1-Dozens of working animations , only the animations connected to the tree are updated so no wastes.

2-Animation Blending, which allows for composed animations (eg: having a character with a walk animation composed of four different walk animations (eg: NSEW directions).

3-Synchronized animations! Yes, this is one of the golden jewels in the crown of my engine. This means that you can have a 1.5 second running animation blended with a 4.0 second walking animation and the transition will be seamless as long as the movement is synchronized timely as well (eg: in both animations the left foot is on the ground at 50% mark, up on the 0 and 100% mark, etc)

4-Easy to add nodes that depend on the current pose. Just pop an IK node between the root and the result of the animation and you have IK with the starting position of the animation.

5-Bone masking! Don't want your "running animation" affect the hands and torso? No problem! you just disable all the bones you don't want animated!

6-Adding new types of nodes is easy! if you just follow the node structure of the animation tree, you can add nodes or leaves that fill any necessity, from IK, Physics/conscious ragdolls to procedural or keyframed animation!

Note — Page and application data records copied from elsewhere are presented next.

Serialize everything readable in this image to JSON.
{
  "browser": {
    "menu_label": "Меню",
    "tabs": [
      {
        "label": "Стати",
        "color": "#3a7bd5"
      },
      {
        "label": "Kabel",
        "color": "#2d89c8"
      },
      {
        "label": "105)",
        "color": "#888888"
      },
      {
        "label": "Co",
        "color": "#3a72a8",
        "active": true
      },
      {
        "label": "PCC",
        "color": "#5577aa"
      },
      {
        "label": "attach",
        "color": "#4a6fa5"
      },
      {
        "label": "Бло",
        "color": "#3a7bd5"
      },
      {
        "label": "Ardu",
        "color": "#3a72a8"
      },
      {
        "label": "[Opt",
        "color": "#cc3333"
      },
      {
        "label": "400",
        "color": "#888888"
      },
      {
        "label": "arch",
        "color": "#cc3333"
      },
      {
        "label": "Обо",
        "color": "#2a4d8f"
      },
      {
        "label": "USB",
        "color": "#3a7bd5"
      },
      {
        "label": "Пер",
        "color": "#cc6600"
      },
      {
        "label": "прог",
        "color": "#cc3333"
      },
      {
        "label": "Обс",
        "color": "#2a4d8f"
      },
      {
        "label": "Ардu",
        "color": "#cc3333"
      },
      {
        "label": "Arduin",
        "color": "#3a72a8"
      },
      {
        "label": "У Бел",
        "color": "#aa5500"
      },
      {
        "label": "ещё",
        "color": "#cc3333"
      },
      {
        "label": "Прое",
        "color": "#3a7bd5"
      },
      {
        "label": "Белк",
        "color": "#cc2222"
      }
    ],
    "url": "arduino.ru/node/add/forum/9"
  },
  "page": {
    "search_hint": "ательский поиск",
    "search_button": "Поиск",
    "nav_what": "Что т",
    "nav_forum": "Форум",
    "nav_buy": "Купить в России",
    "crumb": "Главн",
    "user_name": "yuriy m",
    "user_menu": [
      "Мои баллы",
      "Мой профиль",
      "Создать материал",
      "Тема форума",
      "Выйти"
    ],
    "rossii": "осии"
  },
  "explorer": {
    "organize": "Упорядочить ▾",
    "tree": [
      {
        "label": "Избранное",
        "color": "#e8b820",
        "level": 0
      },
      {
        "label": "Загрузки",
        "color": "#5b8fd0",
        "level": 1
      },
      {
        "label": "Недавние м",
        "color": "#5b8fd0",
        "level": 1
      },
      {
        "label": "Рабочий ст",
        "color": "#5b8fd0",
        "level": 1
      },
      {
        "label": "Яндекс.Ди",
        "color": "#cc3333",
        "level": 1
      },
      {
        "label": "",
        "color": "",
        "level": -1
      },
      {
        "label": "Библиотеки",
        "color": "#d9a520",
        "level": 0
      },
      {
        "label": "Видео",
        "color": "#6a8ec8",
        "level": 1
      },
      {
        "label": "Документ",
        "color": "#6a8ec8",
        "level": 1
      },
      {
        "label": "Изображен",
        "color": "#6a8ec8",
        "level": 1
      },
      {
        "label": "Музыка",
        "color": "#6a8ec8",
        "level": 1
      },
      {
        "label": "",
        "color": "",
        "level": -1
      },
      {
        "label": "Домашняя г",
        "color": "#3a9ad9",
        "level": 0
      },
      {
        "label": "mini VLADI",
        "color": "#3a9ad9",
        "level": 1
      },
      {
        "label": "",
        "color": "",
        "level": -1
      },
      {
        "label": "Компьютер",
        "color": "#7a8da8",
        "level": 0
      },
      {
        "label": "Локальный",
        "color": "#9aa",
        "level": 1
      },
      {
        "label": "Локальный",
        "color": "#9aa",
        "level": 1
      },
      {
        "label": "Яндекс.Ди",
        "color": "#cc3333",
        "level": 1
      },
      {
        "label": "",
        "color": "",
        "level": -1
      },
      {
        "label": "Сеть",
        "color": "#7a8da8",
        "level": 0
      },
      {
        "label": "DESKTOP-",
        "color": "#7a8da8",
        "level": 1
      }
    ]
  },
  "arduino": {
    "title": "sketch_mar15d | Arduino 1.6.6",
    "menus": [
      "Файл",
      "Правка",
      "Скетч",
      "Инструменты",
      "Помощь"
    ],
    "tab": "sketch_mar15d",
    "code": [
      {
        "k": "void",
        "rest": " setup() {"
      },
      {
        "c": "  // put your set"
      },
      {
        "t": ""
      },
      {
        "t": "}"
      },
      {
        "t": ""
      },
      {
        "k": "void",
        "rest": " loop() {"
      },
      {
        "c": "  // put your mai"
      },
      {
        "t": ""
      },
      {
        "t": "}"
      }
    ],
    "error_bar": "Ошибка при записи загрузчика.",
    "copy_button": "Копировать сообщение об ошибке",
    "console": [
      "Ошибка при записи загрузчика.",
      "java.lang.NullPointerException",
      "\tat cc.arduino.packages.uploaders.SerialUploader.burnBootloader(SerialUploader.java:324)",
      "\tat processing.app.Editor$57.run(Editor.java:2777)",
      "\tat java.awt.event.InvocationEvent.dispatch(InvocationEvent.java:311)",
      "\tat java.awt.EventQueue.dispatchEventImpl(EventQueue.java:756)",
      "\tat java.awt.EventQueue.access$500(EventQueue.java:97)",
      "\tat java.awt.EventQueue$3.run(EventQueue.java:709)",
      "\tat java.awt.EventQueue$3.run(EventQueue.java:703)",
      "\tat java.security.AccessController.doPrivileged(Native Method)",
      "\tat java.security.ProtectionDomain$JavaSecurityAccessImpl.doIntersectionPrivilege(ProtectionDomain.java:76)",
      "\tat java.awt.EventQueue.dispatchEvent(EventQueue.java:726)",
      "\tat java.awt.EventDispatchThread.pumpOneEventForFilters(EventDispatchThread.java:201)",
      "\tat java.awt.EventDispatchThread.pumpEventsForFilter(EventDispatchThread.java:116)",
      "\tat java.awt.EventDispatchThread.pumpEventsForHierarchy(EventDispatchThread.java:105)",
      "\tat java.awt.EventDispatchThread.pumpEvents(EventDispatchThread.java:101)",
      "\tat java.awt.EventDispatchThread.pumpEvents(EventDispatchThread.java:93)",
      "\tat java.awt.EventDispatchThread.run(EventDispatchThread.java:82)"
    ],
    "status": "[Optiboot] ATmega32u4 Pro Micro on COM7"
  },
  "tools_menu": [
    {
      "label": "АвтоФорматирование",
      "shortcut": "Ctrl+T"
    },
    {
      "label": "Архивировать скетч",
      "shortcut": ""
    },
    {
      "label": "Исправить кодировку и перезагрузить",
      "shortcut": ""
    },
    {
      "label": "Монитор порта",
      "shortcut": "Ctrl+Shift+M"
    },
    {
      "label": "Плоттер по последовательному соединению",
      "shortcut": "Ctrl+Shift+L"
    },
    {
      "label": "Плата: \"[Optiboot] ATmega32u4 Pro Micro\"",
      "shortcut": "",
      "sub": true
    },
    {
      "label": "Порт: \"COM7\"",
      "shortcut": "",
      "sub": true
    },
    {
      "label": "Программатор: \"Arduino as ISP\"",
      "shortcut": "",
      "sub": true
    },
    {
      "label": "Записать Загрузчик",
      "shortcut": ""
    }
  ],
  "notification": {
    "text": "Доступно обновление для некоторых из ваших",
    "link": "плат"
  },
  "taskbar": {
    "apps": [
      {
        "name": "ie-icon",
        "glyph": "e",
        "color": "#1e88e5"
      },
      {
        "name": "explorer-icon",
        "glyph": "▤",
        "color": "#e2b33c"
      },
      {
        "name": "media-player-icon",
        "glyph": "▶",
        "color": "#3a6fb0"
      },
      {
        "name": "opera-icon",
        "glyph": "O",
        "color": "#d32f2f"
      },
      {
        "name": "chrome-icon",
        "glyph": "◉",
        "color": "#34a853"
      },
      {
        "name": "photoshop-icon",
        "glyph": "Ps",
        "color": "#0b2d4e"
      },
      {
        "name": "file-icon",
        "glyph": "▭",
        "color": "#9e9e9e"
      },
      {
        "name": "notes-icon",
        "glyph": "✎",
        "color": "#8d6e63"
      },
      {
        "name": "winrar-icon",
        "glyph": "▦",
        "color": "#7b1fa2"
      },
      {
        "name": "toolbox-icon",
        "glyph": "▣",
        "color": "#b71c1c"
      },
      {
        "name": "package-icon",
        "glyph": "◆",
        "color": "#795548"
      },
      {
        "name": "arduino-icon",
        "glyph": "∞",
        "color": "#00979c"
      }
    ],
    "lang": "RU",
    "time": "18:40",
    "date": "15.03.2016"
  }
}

Here's an example of the tree structure I've mentioned:

So! When can you use this fantastic animation engine?
Well... that's the bad news: you can't.

At least not for now. I've made a 2D prototype that works and now In the middle of porting it to 3D.
I've got the skeleton working in 3D with quaternions using my handmade math lib. I've also got skinning working, but no texture loading and no normals so far.
here's how it looks right now:

Not really impressive, is it?
Well, it'll change in a couple of days. I've recently (about a month ago) mailed Chriss Hecker for advice on how to keep focused even if I really don't feel like doing anything.
His advice?

"15 minutes"

Every day work for 15 minutes no matter what the mood, no matter how hard you don't want to.
If you really don't want to do anything then hey, 15 minutes is like 1/16th of your free time if not less. After that go do whatever the hell you want.

I've been following this advice for the last month, I've had occasional slips, but usually when I work I end up working far beyond those 15 minutes. (before writing this post I've been working for about 3 hours stopping occasionally to glance at a video running in the background).

So, this is my official statement:

Since Saturday I'll be making a tutorial on how to implement your own 2D or 3D tree-based animation engine with all the features I listed. And I'll be releasing this tutorials in several chapter, one chapter every 3 to 4 days.

I won't fail unless something really unexpected happens (like the second coming of Christ, or having to stay late at work for the entire weekend).

Wednesday I'll release the list of chapters of the tutorial, but I know I'll be starting explaining the basics of vector math and a bit on matrices and quaternions. In the later chapters I'll explain on how to create a working IK system, and how it'll be integrated into the animation system.

By Saturday I should also have my animation system completely working which should serve as a good proof of concept that I'm not just babbling madly.

I'm out!
Mikolaj Kuta